**Task brief:**
Look for the word "dark" in the entries and copy each line where it appears.

*** Material provided Section Begins ***

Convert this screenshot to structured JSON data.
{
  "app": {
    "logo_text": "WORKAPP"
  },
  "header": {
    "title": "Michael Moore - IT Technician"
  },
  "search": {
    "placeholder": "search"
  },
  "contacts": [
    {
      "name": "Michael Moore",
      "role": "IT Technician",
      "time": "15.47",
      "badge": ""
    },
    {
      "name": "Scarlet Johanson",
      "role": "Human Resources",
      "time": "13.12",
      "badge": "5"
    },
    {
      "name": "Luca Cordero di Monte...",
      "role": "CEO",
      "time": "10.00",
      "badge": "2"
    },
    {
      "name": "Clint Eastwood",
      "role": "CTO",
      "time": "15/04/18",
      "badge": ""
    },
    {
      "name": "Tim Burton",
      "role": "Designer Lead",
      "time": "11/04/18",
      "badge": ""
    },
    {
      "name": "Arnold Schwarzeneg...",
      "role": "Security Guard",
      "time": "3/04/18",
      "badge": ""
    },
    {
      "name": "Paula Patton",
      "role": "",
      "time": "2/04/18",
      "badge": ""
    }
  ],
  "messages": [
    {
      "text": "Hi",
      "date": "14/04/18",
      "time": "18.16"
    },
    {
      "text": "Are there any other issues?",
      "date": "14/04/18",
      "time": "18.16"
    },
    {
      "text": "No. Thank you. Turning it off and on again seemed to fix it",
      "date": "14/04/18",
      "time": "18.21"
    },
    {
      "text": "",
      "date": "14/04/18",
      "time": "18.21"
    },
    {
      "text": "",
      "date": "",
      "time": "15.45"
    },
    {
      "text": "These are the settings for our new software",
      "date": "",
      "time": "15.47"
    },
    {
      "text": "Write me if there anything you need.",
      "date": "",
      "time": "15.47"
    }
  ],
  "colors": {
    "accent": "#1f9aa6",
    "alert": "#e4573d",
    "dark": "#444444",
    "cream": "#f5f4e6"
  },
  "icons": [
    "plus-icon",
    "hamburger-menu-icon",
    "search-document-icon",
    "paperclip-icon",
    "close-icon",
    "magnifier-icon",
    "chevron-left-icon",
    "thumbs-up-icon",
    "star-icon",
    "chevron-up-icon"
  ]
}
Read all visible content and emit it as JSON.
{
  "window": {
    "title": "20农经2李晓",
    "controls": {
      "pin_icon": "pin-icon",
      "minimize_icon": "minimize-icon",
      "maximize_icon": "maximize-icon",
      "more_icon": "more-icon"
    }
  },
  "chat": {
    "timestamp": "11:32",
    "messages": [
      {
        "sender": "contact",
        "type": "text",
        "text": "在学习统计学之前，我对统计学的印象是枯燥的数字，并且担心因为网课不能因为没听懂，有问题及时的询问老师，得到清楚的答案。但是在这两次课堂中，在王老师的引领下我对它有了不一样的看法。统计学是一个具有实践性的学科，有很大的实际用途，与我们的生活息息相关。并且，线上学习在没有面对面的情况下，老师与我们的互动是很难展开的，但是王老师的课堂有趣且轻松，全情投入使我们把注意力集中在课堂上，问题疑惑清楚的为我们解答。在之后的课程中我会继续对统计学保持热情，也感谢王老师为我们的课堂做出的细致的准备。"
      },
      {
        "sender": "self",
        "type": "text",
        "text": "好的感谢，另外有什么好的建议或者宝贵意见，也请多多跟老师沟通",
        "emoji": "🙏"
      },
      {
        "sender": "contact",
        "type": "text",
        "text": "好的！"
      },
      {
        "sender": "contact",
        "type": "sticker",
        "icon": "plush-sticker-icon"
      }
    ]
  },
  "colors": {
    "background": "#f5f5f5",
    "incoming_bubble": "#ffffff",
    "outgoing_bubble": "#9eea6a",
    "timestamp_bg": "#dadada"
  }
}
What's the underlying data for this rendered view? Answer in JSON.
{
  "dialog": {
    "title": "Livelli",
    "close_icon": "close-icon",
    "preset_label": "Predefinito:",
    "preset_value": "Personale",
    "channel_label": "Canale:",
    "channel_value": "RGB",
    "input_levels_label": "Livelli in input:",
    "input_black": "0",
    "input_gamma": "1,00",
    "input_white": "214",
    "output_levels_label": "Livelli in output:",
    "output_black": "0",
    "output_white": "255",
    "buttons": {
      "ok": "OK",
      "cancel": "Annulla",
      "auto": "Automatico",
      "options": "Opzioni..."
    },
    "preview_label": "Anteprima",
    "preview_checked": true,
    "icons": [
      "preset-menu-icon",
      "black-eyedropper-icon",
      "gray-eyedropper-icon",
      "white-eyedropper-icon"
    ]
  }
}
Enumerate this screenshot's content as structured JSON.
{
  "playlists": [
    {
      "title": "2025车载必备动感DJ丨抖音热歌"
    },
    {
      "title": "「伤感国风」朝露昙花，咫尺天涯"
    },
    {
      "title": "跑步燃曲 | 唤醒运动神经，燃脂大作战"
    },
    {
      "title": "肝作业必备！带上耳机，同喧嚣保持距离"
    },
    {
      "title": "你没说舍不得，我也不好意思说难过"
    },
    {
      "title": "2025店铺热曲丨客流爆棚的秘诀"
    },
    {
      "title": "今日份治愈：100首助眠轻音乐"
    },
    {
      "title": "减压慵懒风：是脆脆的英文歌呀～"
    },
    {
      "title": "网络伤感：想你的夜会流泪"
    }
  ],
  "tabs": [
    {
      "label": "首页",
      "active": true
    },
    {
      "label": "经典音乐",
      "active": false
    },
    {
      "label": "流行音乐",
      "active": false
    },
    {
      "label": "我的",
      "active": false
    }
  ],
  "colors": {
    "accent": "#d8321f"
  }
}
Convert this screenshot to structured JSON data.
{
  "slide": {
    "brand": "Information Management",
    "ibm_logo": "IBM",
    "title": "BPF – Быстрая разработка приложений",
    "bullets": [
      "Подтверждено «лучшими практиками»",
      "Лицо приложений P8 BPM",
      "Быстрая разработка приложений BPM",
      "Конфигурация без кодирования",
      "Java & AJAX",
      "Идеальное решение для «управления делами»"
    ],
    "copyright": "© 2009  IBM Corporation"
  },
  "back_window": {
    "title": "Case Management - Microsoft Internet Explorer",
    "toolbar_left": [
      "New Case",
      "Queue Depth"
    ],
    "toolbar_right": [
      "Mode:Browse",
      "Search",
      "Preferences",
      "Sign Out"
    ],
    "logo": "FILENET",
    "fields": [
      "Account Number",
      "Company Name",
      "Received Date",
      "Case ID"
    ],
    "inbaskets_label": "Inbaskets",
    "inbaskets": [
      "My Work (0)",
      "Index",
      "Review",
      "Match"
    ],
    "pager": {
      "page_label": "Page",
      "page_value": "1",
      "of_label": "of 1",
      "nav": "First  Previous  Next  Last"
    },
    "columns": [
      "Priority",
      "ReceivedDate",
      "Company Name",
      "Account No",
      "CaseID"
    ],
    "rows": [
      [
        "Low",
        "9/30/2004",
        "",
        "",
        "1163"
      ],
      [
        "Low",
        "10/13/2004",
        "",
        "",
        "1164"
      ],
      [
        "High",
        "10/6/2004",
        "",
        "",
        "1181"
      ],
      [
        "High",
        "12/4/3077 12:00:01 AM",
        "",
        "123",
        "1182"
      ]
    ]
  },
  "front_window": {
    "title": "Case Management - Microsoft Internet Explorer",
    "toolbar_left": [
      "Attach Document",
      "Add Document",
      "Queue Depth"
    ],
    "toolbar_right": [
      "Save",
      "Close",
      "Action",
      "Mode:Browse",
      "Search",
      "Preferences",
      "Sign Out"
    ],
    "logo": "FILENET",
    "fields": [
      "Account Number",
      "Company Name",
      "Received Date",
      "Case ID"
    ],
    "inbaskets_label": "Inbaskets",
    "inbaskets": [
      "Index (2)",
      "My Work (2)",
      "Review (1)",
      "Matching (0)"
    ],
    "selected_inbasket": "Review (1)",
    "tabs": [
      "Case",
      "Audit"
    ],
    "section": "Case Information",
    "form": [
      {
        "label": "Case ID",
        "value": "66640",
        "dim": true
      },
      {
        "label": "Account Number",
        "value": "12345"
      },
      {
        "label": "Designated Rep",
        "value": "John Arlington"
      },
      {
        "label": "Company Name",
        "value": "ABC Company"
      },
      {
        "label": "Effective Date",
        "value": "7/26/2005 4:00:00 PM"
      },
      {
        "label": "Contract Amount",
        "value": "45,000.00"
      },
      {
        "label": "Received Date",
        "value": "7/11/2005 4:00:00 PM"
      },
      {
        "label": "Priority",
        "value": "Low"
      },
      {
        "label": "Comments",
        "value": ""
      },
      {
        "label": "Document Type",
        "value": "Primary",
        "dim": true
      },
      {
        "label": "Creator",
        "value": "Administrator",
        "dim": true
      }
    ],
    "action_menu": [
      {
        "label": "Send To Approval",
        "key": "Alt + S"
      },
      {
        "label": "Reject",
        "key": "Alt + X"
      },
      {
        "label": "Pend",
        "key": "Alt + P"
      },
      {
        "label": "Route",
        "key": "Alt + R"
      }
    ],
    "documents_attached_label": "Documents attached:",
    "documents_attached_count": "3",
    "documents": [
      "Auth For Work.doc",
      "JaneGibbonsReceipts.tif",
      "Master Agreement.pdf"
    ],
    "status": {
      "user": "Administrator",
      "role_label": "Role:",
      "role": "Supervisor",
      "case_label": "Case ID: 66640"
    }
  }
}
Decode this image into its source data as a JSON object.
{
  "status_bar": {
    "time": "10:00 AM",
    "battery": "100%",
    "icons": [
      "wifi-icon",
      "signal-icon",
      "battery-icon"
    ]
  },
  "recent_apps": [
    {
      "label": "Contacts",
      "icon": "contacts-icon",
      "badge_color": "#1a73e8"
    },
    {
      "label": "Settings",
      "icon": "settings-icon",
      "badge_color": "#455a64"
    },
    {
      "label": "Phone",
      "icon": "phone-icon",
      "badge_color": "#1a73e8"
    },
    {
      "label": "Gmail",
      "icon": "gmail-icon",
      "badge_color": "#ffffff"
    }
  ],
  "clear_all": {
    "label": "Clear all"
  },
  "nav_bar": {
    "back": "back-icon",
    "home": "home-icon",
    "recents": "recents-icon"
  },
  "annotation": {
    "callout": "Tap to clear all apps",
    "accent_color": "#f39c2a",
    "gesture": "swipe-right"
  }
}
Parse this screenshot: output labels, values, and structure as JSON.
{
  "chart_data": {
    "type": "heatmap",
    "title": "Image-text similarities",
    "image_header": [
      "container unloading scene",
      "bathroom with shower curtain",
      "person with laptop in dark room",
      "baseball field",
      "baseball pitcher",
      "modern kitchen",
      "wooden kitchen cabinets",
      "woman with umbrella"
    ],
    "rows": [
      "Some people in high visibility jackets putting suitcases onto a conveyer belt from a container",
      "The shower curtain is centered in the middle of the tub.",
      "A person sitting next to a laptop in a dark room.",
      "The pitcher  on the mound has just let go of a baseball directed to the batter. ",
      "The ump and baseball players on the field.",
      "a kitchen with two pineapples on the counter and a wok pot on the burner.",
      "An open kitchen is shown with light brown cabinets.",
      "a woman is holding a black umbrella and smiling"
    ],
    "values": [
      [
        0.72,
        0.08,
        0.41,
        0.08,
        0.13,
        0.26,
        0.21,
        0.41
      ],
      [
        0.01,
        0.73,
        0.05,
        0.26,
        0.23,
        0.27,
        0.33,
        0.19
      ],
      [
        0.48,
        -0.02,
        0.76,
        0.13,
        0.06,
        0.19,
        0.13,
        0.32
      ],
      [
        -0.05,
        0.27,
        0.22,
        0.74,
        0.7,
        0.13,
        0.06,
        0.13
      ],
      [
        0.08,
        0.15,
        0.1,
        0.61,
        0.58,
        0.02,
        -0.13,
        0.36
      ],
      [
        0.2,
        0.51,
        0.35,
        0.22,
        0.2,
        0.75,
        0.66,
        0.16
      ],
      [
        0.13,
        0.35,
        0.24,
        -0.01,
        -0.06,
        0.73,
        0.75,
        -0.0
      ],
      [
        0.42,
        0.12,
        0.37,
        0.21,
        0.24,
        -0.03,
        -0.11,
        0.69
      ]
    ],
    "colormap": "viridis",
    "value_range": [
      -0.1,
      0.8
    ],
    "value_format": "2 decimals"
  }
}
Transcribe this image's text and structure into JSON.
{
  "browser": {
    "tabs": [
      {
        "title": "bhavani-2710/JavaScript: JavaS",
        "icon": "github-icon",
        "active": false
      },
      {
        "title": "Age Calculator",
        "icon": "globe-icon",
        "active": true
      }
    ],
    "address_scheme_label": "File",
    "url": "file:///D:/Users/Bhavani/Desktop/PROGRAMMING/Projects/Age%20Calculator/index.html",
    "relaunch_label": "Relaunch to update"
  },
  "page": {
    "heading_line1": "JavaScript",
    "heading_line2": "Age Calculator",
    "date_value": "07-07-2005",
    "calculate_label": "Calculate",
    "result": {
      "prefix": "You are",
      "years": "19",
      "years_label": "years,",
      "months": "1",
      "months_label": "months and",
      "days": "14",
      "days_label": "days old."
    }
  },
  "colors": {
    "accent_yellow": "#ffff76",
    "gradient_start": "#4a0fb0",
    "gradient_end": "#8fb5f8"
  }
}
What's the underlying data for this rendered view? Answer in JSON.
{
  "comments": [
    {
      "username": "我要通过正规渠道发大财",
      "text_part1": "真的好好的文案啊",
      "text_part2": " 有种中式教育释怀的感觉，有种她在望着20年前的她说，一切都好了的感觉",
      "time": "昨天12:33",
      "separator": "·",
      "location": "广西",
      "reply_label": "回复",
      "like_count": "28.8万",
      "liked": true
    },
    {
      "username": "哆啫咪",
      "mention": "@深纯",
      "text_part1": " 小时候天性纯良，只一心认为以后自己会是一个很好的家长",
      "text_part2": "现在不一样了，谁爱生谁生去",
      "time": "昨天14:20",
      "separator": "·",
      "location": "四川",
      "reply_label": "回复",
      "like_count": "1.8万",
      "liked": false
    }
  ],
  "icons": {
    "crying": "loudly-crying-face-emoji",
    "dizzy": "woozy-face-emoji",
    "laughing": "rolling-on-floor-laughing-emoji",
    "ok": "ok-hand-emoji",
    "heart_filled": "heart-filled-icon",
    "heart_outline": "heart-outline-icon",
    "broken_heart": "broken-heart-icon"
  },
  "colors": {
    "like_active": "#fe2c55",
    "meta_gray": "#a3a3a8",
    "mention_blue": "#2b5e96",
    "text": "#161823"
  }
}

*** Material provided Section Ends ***

**Your response:**
    "dark": "#444444",
      "person with laptop in dark room",
      "A person sitting next to a laptop in a dark room.",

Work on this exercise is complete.